app.application.giantswarm.io/my-falco   0.3.2               4m25s        4m24s           deployed

NAME                                     READY   UP-TO-DATE   AVAILABLE   AGE
deployment.apps/my-falco-falcosidekick   2/2     2            2           4m24s

NAME                                     DESIRED   CURRENT   READY   UP-TO-DATE   AVAILABLE   NODE SELECTOR   AGE
daemonset.apps/my-falco                  1         1         1       1            1           <none>          4m24s
daemonset.apps/my-falco-falco-exporter   1         1         1       1            1           <none>          4m24s

The previous output might differ depending on the type of cluster you would be using, among other variables.

As you can see, once App Platform is up and running, we only need to create the namespace that should contain the Falco application (which should already exist if we are deploying from a managed workload cluster), and the CRD based on the template from the kubectl gs plugin. In a matter of seconds, Falco will be up and running, watching for threats and alerting when suspicious behaviors arise.

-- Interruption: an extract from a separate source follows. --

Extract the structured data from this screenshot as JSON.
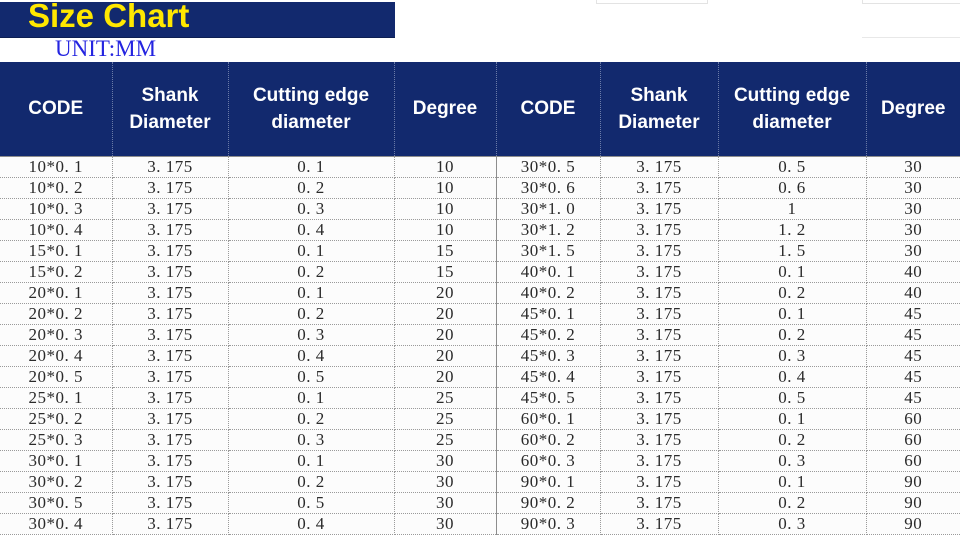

Managed Security

Zach Stone, Platform Engineer at Giant Swarm, walked us through some of the biggest challenges that the company's customers face and how his team is using Falco to develop thoughtful solutions.

“The biggest problem that most of our customers face isn't what happens in the cluster, it's what happens with the information once they get it out of the cluster,” asserted Stone. “People also focus too much on the capability that a tool offers and don't take a bigger look at the security processes it supports.”

“If a customer has a vulnerability management program, we can track all of the vulnerabilities in their components, but if fixing those vulnerabilities isn’t a priority, then the program doesn’t work,” remarked Stone. "The larger discussion is usually about where the alerts should go, who bears responsibility for remediation, and how to fit that work into the team's limited capacity. We spend a lot of time trying to ensure security isn't just something that sits alongside the business, but rather is a meaningful part of the daily routine."

Part of that effort is in tuning detection rules and alerting. "Any time we surface an alert, it should be actionable and have a clear owner who is invested in never seeing that alert again."

“I think Falco's superpower is in the flexibility of the policies. I'm also really excited about the changes that are slated to make it easier to update them. Most rules aren't one-size-fits-all -- for a given policy, there is usually some refinement needed to ensure the policy makes sense within our platform, and then customers modify it even further to meet their security requirements. All that customization can make it incredibly difficult to reconcile,” said Stone. “The fact that we can already do it with Falco speaks volumes about the versatility of the solution.”

Security Pack

Giant Swarm's Security Pack is a collection of open-source security tools offered by Giant Swarm, which not only contains Falco but also a plethora of other open-source projects, including Kyverno for policy enforcement, Trivy for image scanning, and Cosign for image signature verification.

Security does not apply to a single level and, therefore, Security Pack consists of multiple applications, each one independently installable and configurable, available via their App Platform. “Falco will be the cornerstone of our node-level security capabilities,” affirmed Stone, “the biggest opportunity for API plug-ins I see is to get feedback from the node level back into the Security Pack so that we can further contextualize events in the ecosystem.”


Adding simplicity to our cluster management is considered a requirement nowadays, especially in those cases where the lack of resources in an organization can keep it from achieving an acceptable level of security.

Features like Giant Swarm's App Platform and Security Pack will help organizations to finally focus on what actually matters to them: Running their business. In the future, Giant Swarm plans to launch its security pack across all its customers' clusters, enabled by default and built on Falco.